said, he would beg to ask the First Lord of the Treasury, Whether Her Majesty's Government intend to adopt the plan for now refreshment rooms which has been altered from the plan of Mr. Barry of 1869, and with any and what modifications; and, whether it is not to the advantage of the Public Service that this altered plan, which interferes materially with important architectural features of the Palace, should be prepared and executed by a competent architect, in accordance with the Second Report of the Committee of the House of Lords? He would also beg to ask the First Lord of the Treasury the other Question which stood in his name. Whether he will fix a day for proceeding with the Civil Service Estimates, Class I.?

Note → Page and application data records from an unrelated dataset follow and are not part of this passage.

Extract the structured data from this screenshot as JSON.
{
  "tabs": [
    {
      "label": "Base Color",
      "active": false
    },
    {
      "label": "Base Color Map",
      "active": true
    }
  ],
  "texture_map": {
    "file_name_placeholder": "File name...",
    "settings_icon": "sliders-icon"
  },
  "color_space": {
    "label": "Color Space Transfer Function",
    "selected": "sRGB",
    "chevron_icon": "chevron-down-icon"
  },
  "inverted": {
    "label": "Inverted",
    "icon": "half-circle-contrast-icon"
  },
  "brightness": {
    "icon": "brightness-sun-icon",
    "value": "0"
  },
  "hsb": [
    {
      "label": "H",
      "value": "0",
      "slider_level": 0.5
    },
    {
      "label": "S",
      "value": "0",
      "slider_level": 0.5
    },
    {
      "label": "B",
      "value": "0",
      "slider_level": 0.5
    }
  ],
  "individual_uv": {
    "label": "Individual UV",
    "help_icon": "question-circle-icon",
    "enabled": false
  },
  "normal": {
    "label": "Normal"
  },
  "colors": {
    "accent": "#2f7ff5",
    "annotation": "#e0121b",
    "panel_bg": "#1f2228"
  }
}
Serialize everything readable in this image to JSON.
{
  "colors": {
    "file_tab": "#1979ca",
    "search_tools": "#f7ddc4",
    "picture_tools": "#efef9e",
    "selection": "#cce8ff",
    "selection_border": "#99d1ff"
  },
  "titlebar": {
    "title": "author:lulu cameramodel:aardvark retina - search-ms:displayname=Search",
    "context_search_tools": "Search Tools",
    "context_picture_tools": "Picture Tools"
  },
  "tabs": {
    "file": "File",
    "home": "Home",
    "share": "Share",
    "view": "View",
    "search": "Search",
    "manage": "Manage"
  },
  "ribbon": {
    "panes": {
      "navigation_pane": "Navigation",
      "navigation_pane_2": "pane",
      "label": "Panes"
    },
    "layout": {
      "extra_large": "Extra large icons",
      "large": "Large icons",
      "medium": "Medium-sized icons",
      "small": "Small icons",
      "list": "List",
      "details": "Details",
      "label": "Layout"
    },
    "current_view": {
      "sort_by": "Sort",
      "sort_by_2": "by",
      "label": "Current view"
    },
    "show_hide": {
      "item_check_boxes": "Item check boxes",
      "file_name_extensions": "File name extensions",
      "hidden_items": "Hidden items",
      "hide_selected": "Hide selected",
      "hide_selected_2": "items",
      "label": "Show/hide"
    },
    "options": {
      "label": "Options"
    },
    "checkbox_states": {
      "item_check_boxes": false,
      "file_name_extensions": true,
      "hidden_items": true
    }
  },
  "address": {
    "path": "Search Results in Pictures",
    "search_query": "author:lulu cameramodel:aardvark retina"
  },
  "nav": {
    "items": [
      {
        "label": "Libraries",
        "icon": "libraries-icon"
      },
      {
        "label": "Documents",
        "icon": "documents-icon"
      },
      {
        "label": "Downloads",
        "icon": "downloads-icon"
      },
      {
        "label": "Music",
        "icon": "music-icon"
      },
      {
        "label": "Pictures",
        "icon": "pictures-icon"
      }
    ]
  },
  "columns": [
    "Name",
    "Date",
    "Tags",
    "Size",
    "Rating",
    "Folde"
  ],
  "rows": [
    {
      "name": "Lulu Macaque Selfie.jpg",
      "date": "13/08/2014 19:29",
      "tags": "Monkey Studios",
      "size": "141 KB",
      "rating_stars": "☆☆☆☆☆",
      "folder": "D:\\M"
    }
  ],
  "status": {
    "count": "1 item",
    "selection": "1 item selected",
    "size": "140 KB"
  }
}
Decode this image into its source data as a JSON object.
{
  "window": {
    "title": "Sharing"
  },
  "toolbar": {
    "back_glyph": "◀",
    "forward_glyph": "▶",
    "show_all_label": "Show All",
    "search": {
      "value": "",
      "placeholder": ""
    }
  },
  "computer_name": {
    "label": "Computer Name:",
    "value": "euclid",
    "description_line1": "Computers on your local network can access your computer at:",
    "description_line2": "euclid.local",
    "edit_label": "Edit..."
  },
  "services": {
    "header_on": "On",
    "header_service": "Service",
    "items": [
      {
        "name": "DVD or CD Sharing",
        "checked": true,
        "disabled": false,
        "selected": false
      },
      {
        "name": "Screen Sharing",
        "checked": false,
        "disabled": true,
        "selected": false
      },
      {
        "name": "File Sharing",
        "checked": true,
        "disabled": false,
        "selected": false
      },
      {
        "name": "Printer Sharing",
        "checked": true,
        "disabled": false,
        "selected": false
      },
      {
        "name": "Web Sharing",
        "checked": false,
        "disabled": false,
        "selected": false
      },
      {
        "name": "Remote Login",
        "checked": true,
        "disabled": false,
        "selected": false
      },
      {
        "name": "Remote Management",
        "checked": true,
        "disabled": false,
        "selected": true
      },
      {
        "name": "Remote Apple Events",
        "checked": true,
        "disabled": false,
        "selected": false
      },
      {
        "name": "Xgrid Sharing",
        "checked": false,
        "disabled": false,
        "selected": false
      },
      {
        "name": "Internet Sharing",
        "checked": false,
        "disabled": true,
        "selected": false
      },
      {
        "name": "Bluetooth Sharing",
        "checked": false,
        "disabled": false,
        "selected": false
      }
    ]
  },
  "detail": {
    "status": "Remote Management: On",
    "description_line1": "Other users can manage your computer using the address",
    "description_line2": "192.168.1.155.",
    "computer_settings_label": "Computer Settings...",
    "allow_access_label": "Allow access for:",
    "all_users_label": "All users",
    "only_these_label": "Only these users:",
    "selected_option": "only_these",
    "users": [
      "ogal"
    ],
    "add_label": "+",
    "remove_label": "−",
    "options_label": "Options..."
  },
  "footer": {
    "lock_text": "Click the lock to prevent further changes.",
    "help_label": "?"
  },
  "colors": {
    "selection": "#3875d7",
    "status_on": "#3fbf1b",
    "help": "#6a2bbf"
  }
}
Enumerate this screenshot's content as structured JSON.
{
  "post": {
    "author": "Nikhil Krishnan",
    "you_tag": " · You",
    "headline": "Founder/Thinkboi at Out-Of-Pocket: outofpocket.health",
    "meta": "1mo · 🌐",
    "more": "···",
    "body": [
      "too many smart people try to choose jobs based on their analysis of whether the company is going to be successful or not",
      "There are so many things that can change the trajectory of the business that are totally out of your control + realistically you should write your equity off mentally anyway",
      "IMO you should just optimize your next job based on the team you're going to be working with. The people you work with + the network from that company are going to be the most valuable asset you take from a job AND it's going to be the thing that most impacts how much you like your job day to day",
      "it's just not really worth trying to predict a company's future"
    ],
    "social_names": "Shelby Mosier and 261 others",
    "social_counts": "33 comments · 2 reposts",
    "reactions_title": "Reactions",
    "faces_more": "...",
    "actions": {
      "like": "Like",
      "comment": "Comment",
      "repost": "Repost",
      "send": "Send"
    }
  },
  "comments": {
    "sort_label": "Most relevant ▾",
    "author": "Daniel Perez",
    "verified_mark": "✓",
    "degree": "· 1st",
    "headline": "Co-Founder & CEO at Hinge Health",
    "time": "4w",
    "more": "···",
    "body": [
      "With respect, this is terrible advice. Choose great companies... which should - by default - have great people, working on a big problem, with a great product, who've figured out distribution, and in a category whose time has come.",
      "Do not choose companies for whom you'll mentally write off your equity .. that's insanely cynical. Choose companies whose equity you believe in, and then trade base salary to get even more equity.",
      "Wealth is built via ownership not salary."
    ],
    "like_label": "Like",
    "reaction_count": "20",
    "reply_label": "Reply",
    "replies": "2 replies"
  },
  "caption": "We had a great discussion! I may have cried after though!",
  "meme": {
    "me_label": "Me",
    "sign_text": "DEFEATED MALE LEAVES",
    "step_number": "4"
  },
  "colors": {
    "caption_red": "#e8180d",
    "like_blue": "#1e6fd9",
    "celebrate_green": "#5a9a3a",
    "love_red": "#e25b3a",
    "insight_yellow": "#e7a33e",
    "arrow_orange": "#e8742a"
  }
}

Sir, as the Question of the hon. Gentleman, although addressed to the First Lord of the Treasury, relates to the business of the Office of Works, I have to state that it is the intention, I believe, of the Secretary of the Treasury to lay on the Table of the House in a day or two the Estimates for the special service of the Houses of Parliament. That Estimate will embrace the plans which have been submitted by the Office of Works for consideration to a Select Committee of the House, and unanimously approved of by them, and which I trust will lead to the convenience and comfort of hon. Members. The hon. Gentleman is pleased to say that the plan is altered from Mr. Barry's plan. Well, the plan is not Mr. Barry's, but one prepared by the officers of the Department of Works. The plan relates both to the House of Commons, and in a small degree to the House of Lords. The House of Lords, undoubtedly, in their first Report, took great exception, in an architectural point of view, to some statements I had made. They combated my views at considerable length; but on reflection they presented another Report, in which they acquiesced in my views, and the critical affair that arose between myself and the House of Lords is, therefore, at an end. With regard to details, as I shall have to explain the Estimate when proposed it would not be right that I should now do so; but I can assure the House that the plans have been prepared entirely to meet the convenience of the House, on which Members will be enabled to form an opinion, and, perhaps, a better opinion than any architect however distinguished.
With regard to the second Question of the hon. Gentleman, I may state that my right hon. Friend the Secretary of State for War has been prepared for some time to go on with the Army Estimates; but, in order to meet the convenience of the noble Lord the Member for Haddingtonshire (Lord Elcho), the Army Estimates will not be taken to-morrow. The Civil Service Estimates will be taken; but not Class I.